**Exercise materials:**
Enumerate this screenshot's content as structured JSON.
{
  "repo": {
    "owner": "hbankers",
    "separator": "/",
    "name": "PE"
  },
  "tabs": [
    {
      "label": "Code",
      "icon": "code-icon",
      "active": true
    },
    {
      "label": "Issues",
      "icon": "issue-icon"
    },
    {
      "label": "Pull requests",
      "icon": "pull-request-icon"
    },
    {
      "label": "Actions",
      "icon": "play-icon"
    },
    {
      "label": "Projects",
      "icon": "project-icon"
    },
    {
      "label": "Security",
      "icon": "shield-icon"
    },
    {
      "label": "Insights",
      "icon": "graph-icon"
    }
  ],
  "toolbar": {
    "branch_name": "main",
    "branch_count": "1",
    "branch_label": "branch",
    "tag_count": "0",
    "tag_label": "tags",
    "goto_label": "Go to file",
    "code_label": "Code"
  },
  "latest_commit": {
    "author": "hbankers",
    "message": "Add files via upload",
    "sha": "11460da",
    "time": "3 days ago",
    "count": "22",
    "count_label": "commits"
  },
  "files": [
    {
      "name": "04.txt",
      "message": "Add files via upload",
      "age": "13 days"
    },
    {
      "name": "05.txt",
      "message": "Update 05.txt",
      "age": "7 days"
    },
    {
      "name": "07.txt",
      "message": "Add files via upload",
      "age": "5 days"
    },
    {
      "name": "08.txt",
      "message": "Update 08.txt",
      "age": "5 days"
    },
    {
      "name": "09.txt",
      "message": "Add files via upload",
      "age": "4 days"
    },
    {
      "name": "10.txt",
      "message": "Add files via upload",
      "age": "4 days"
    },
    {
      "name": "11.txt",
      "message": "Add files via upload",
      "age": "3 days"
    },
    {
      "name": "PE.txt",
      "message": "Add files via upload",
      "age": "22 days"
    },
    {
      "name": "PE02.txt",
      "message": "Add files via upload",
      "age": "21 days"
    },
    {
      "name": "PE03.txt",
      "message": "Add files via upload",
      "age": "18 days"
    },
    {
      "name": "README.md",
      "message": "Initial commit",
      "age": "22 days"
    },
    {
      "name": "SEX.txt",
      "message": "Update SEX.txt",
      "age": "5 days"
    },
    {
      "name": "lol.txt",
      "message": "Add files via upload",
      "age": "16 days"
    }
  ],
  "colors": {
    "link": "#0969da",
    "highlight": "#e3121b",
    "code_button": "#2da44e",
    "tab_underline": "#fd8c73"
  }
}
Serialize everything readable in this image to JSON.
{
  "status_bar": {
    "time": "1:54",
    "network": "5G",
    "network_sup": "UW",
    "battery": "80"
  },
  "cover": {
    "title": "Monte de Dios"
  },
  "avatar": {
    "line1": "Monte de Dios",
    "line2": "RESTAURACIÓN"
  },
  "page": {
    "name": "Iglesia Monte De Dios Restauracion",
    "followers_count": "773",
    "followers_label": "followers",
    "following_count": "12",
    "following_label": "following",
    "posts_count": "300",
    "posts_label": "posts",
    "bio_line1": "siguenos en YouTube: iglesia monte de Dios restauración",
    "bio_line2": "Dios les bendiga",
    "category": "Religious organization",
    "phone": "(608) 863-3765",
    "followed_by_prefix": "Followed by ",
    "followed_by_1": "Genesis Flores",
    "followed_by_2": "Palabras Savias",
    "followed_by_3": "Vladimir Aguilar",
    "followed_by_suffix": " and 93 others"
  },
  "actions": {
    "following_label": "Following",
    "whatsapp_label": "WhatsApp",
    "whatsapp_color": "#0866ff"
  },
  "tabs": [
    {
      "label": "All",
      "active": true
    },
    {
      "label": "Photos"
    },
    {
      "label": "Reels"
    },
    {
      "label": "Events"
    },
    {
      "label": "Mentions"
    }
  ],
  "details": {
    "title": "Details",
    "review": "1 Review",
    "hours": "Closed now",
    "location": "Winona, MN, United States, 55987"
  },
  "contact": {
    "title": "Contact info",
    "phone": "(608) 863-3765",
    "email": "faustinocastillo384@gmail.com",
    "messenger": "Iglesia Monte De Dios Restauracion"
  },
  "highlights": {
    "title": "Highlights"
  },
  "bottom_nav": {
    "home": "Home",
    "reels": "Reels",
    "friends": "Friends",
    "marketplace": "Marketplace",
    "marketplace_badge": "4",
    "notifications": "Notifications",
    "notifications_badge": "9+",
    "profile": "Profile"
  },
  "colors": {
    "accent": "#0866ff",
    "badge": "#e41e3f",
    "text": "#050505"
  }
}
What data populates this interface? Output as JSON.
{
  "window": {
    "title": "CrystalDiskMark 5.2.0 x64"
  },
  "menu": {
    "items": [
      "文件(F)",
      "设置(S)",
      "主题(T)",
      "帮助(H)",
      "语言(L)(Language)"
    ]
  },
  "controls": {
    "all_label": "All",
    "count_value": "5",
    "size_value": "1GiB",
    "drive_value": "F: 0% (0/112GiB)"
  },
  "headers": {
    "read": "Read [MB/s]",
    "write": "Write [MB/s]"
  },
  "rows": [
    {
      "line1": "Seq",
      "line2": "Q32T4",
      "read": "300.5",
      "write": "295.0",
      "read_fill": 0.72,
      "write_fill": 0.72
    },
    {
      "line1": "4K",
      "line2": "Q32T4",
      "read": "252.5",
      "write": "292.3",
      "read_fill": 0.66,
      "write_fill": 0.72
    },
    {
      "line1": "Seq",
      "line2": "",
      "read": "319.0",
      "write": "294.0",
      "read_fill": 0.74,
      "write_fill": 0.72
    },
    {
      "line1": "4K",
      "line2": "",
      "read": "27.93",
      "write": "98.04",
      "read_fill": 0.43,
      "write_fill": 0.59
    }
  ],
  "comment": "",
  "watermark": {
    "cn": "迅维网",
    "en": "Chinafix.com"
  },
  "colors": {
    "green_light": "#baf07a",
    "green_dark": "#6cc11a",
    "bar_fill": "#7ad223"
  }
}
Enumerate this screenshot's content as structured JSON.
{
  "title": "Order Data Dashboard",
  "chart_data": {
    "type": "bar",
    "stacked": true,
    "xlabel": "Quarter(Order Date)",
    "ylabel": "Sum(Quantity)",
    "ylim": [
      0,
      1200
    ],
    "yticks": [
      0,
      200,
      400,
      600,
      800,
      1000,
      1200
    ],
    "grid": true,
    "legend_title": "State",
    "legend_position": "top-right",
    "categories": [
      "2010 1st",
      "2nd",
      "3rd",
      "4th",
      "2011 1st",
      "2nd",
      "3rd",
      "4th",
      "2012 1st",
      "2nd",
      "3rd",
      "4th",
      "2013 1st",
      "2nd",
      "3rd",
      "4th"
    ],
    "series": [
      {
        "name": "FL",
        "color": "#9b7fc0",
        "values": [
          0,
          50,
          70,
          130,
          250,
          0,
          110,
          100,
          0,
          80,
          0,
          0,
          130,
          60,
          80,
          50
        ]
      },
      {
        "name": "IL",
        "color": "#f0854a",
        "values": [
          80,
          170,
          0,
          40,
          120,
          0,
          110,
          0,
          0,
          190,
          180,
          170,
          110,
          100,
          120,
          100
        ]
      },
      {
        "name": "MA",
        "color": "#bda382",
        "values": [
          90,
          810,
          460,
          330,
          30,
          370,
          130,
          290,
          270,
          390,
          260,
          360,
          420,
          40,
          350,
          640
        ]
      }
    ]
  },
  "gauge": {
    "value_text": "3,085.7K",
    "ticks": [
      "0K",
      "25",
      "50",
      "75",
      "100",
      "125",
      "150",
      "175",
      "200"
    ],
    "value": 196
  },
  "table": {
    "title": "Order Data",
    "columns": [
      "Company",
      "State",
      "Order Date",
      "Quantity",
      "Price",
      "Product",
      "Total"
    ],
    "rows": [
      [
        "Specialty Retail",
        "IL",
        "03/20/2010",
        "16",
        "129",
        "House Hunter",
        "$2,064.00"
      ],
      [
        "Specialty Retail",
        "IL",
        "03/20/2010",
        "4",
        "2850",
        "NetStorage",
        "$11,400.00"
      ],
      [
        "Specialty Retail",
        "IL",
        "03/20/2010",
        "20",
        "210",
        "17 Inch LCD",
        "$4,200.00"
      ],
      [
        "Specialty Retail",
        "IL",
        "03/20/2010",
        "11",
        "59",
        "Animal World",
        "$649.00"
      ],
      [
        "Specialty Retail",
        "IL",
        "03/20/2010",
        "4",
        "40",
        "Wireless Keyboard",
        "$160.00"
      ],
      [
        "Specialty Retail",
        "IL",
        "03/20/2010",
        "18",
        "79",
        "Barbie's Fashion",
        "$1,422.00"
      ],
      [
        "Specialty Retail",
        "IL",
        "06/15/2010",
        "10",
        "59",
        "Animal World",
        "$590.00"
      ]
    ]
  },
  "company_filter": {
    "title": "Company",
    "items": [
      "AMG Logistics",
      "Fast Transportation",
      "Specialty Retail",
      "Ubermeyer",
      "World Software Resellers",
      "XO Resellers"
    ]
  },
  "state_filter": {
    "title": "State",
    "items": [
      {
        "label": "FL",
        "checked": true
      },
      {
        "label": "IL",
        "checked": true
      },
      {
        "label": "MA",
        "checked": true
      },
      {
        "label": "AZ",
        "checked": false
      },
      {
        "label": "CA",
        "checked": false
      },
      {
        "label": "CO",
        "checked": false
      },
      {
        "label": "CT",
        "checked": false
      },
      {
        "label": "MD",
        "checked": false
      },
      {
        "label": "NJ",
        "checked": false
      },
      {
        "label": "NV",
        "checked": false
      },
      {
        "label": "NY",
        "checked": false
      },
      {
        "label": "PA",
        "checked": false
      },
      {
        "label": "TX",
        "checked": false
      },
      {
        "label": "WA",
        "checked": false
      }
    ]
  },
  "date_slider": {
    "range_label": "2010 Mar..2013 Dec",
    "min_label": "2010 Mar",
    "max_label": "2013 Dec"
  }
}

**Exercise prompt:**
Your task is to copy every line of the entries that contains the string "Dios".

**Response box:**
    "title": "Monte de Dios"
    "line1": "Monte de Dios",
    "name": "Iglesia Monte De Dios Restauracion",
    "bio_line1": "siguenos en YouTube: iglesia monte de Dios restauración",
    "bio_line2": "Dios les bendiga",
    "messenger": "Iglesia Monte De Dios Restauracion"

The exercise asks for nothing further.